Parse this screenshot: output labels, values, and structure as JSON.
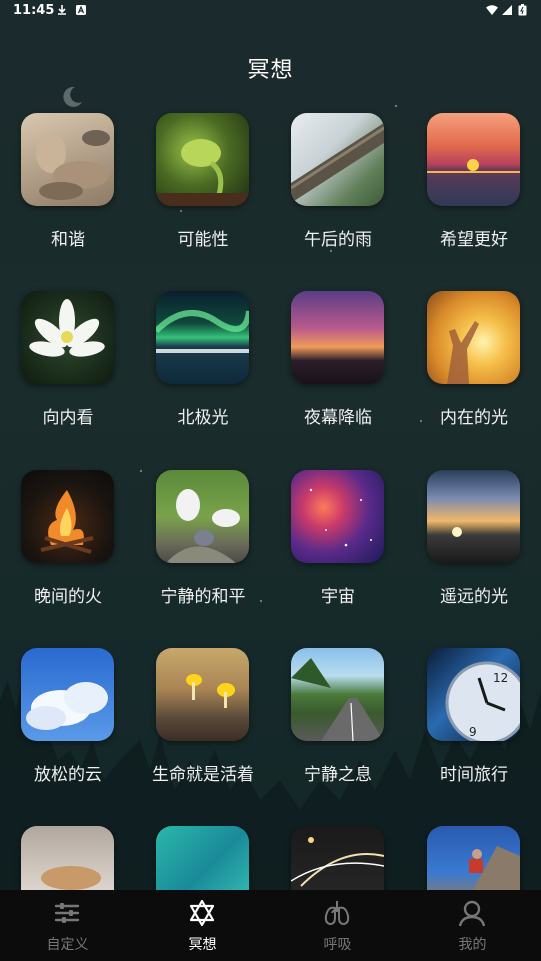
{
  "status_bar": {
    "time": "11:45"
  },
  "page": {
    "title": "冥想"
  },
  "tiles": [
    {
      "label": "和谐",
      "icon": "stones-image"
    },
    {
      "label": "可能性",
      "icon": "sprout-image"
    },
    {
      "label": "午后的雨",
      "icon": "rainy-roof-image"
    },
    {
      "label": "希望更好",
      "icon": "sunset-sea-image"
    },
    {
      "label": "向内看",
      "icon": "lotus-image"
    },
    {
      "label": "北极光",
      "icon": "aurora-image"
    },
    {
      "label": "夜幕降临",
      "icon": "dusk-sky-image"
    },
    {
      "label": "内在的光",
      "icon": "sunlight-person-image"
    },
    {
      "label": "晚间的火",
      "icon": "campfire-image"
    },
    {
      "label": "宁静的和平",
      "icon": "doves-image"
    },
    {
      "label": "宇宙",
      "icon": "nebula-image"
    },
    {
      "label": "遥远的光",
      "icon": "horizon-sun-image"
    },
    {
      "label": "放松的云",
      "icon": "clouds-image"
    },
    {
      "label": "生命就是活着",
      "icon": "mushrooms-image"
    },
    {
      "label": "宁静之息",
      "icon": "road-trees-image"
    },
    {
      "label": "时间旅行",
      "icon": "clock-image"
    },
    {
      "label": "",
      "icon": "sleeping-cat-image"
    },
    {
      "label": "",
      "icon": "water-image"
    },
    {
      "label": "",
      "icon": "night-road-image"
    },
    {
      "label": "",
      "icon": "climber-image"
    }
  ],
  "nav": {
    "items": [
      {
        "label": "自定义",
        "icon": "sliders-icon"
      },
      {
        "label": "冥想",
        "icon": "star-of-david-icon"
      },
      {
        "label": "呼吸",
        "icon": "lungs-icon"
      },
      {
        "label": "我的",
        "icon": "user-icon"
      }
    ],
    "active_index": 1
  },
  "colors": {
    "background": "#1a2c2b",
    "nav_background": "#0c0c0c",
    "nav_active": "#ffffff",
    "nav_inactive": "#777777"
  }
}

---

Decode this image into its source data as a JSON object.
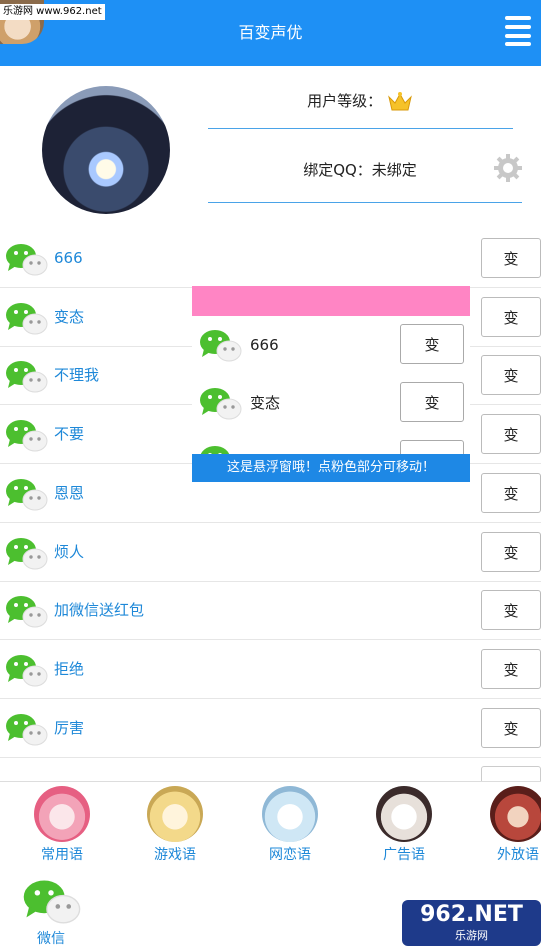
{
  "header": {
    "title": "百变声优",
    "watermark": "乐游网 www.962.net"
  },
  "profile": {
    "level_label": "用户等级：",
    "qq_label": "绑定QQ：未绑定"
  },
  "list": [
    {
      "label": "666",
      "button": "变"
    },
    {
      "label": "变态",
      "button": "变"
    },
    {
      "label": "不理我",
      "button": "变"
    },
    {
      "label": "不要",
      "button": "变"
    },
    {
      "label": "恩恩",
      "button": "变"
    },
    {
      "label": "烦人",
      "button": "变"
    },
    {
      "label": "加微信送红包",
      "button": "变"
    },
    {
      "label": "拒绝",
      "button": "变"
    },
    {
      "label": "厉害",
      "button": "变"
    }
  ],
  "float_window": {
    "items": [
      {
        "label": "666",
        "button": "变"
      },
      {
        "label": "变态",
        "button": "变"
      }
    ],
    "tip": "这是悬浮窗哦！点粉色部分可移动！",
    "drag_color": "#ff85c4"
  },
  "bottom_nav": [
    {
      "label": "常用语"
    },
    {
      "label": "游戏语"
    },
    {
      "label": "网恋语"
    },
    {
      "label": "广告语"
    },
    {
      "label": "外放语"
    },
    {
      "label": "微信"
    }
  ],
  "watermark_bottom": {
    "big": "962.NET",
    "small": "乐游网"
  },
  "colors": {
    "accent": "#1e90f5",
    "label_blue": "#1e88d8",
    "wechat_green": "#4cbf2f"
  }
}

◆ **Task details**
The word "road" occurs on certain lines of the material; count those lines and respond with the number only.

◆ **Response**
2